The Namesakedeals with Indian immigrants in the United States as well as their children. What, in your opinion, distinguishes the experiences of the former from the latter?
In a sense, very little. The question of identity is always a difficult one, but especially so for those who are culturally displaced, as immigrants are, or those who grow up in two worlds simultaneously, as is the case of their children.
What were the conflicts you felt growing up as the child of immigrants?
It was always a question of allegiance of choice. I wanted to please my parents. I also wanted to meet the expectations of my American peers. I felt that I led two very separate lives.
Did you feel as rebellious as the character Gogol does early in the film?
Neither Gogo1nor I were terribly rebellious, really. I suppose I, like Gogol, had my moments. But even ordinary things felt like a rebellion from my upbringing - what I ate, whom I befriended. Things my American friends' parents wouldn't think to remark upon were always remarked upon by mine.
You write frequently from the male point of view.

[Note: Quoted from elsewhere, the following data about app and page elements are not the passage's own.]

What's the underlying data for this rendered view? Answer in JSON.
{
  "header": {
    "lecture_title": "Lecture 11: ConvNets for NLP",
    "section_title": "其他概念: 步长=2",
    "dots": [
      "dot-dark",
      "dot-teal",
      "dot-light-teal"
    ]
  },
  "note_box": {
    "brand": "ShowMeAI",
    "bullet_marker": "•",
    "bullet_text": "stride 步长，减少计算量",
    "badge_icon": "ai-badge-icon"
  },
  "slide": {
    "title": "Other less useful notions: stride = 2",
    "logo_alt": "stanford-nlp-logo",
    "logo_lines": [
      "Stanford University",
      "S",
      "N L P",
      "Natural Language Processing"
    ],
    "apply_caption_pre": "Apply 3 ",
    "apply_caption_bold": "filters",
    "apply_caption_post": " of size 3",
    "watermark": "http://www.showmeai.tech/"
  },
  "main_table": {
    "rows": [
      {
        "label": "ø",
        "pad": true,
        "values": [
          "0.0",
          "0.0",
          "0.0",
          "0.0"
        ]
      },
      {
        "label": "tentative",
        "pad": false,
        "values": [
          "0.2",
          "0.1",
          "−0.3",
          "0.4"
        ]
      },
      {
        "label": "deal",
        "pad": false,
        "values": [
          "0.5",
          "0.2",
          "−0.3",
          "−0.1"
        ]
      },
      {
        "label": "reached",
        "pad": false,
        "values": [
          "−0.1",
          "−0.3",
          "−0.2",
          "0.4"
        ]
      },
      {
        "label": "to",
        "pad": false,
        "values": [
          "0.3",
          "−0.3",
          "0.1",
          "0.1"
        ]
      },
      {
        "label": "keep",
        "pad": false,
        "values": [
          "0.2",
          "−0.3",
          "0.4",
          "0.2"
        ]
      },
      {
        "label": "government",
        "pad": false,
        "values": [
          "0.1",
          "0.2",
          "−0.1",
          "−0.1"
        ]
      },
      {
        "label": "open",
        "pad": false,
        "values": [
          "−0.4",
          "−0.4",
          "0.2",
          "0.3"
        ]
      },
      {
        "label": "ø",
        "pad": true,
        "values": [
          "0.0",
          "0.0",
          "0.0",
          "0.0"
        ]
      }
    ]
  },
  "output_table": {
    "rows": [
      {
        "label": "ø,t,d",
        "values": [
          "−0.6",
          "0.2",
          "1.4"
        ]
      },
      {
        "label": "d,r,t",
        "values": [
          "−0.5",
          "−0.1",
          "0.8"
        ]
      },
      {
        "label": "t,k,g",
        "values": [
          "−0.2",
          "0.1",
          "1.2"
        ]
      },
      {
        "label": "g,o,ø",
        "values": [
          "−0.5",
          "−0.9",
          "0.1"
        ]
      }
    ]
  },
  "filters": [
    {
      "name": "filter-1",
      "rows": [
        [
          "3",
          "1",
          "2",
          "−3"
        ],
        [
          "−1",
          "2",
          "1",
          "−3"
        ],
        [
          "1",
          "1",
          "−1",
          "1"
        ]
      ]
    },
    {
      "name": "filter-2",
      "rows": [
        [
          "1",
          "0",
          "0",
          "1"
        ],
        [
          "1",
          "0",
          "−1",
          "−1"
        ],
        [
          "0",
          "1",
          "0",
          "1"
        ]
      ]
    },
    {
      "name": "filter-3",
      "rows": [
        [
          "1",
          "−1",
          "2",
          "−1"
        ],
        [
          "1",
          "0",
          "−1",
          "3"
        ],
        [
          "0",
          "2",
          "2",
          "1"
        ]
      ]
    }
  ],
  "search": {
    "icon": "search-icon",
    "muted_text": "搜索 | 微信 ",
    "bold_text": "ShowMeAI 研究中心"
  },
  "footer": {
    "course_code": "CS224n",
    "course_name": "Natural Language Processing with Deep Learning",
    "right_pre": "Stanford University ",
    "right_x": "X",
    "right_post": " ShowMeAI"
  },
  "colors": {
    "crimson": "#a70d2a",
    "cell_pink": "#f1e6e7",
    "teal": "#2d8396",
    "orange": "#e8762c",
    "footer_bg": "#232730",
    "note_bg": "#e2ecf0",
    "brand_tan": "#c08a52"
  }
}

Why?
I think it was mainly curiosity I have no brothers, and men generally seemed like mysterious creatures to me. It's a challenge, as well. I always have to ask myself, would a man think this or do this?